- What Is Scoliosis?
- Scoliosis Diagnosis and Treatment for Children
- Scoliosis Diagnosis and Treatment for Adults
Proper curvature of the spine is essential for healthy posture, body function, range of motion, and mobility. When the spine rotates and curves to the side, the condition is called scoliosis, and the physical effects of such irregularities can become painful, debilitating, and disfiguring. Instances of scoliosis can range from mild to severe depending upon the degree of spinal abnormality that is present. At Garden State Orthopaedics, our team of orthopaedic surgeons are experienced in the diagnosis and treatment of scoliosis for patients of all ages. In addition to utilizing state-of-the-art diagnostic technology to identify and monitor the condition, we offer a wide range of non-surgical treatments, physical therapy services, and surgical options. For patients with scoliosis, our goal is to use the least invasive techniques to bring about the most significant improvement in the alignment of the spine.
If you are concerned about visible curvature in your child’s spine or suffer from scoliosis yourself, we encourage you to contact our office to schedule a consultation with one of our board-certified orthopaedic surgeons. A thorough physical examination and X-rays performed during this appointment can determine the presence of scoliosis and initiate the path toward treatment. Addressing the condition with the appropriate treatment methods can prevent worsening symptoms, alleviate discomfort, and improve quality-of-life.
What Is Scoliosis?
Scoliosis is a condition in which the spine develops a sideways curvature more than 10 degrees to the right or left, creating an “S” or “C” shape. While the cause of scoliosis is not typically known, most cases are identified during childhood—often after a period of significant growth prior to puberty. Adults can be afflicted with scoliosis as well. Adult-onset scoliosis is less common and mainly results from either untreated scoliosis that began in childhood or an underlying primary condition such as osteoporosis or a neuromuscular disorder. Genetics can also play a role in the development of the condition and those with a family history of scoliosis are urged to undergo examination to detect potential abnormalities.
Scoliosis Diagnosis & Treatment for Children
Scoliosis screenings are routinely performed by pediatricians and may also be offered in schools to detect the condition early-on. If you notice changes in the shape of your child’s spine or have been informed that your child is showing signs of scoliosis, scheduling an appointment with a skilled orthopaedic specialist is highly advised.
Physical signs of childhood scoliosis may include:
- Changes in posture
- Unusual gait
- Tilted or uneven shoulders

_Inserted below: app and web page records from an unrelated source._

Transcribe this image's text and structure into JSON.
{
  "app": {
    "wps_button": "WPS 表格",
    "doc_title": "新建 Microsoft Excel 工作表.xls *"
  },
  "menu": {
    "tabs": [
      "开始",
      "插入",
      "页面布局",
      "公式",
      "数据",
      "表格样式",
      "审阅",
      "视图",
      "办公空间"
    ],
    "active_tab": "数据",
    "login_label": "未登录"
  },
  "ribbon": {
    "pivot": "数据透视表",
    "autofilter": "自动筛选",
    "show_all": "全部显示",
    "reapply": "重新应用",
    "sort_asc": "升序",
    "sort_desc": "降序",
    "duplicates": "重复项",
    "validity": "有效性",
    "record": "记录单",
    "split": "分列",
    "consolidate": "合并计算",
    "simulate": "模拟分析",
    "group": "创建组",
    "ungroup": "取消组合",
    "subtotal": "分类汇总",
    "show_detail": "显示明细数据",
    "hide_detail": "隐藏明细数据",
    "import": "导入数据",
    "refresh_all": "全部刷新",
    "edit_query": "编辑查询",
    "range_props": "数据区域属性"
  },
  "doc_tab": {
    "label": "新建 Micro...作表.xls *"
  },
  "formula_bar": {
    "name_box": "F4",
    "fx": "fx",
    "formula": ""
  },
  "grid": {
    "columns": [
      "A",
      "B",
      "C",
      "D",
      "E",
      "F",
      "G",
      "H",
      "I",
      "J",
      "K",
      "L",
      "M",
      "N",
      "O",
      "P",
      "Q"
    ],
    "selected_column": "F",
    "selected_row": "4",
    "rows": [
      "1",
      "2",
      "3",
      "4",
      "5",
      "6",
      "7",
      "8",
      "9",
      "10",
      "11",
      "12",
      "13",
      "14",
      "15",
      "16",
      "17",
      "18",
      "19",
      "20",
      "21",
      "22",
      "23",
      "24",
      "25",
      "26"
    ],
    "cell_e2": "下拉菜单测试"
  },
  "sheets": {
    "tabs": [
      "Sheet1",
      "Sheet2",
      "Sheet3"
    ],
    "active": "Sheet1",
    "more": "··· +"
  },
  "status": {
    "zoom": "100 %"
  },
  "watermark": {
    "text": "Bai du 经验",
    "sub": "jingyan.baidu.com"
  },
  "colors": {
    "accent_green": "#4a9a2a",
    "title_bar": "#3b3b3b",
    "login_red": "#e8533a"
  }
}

- Unevenly protruding shoulder blade(s)
- Unbalanced hips and/or waist
- Shifted or twisted rib cage
- Body leaning to one side
Proper diagnosis with one of our orthopaedic surgeons includes a thorough physical examination, discussion of medical history, and a series of X-rays. From the X-rays, the degree of spinal deviation can be calculated.
If curvature is detected, the measurements of the abnormality determine the severity of the scoliosis. In mild cases of childhood scoliosis, our orthopaedic specialists often recommend continued monitoring of your child’s spine to observe any concerning curvature progression as he or she continues to grow into skeletal maturity. Exercises and physical therapy may also provide some benefit by strengthening the back muscles and balancing muscle tone. In more serious cases, a well-fitted orthopaedic back brace may be recommended to prevent the curvature from worsening as the spine continues to develop. For patients with extreme curvature measurements that are likely to continue progressing, surgical techniques for straightening the spine may be discussed.
Scoliosis Diagnosis & Treatment for Adults
Undetected childhood scoliosis, neuromuscular disorders, and spinal degeneration are typically the causes of adult-onset scoliosis. Many instances of scoliosis in adults begin as a mild spinal curvature in youth that progresses to a problematic degree in adulthood. For others, herniated (ruptured) intervertebral disks and/or degeneration of the vertebrae (due to osteoporosis) can change the shape of the spine. Back pain, numbness, mobility impairments, changes in body structure, and even difficulty breathing are symptoms that drive patients to consult with our orthopaedic surgeons. An accurate diagnosis can be achieved with a thorough physical examination, discussion of medical history, and diagnostic imaging of the spine. For adults it is important to rule out the potential for underlying neuromuscular disorders that could be causing the curvature.
A customized treatment strategy can be developed based on the findings of your diagnostic evaluation. At Garden State Orthopaedics, non-surgical treatment methods are the first line of defense against pain and other symptoms. If non-surgical approaches cannot provide adequate relief, surgical options for repairing the spine can be discussed.
Contact our office to schedule a consultation for a comprehensive spinal evaluation and learn all about effective treatment options that may help relieve your back pain.